> _Required work_:
Exact duplicates of all entries are needed.

Data records for software interfaces
────────────────────
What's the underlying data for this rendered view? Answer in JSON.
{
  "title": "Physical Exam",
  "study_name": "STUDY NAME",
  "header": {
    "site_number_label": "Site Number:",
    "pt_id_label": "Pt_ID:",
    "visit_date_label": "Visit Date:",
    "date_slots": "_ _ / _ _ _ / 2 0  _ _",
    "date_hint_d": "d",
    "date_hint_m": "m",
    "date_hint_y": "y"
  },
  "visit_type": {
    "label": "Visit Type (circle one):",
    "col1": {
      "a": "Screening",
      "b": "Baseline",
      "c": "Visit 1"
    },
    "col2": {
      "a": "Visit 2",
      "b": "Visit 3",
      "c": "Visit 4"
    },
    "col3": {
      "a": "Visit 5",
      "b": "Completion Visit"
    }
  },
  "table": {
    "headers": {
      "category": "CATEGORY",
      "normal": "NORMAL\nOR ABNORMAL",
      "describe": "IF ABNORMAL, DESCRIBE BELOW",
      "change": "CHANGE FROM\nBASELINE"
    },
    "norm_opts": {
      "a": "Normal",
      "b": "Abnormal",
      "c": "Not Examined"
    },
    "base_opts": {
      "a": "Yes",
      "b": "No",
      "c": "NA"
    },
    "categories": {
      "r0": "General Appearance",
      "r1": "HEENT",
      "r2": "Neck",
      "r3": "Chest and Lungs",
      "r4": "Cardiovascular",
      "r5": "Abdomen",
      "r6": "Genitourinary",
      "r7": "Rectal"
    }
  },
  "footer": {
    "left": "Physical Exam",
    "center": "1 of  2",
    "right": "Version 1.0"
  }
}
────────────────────
> _Solution for this exercise_:
What's the underlying data for this rendered view? Answer in JSON.
{
  "title": "Physical Exam",
  "study_name": "STUDY NAME",
  "header": {
    "site_number_label": "Site Number:",
    "pt_id_label": "Pt_ID:",
    "visit_date_label": "Visit Date:",
    "date_slots": "_ _ / _ _ _ / 2 0  _ _",
    "date_hint_d": "d",
    "date_hint_m": "m",
    "date_hint_y": "y"
  },
  "visit_type": {
    "label": "Visit Type (circle one):",
    "col1": {
      "a": "Screening",
      "b": "Baseline",
      "c": "Visit 1"
    },
    "col2": {
      "a": "Visit 2",
      "b": "Visit 3",
      "c": "Visit 4"
    },
    "col3": {
      "a": "Visit 5",
      "b": "Completion Visit"
    }
  },
  "table": {
    "headers": {
      "category": "CATEGORY",
      "normal": "NORMAL\nOR ABNORMAL",
      "describe": "IF ABNORMAL, DESCRIBE BELOW",
      "change": "CHANGE FROM\nBASELINE"
    },
    "norm_opts": {
      "a": "Normal",
      "b": "Abnormal",
      "c": "Not Examined"
    },
    "base_opts": {
      "a": "Yes",
      "b": "No",
      "c": "NA"
    },
    "categories": {
      "r0": "General Appearance",
      "r1": "HEENT",
      "r2": "Neck",
      "r3": "Chest and Lungs",
      "r4": "Cardiovascular",
      "r5": "Abdomen",
      "r6": "Genitourinary",
      "r7": "Rectal"
    }
  },
  "footer": {
    "left": "Physical Exam",
    "center": "1 of  2",
    "right": "Version 1.0"
  }
}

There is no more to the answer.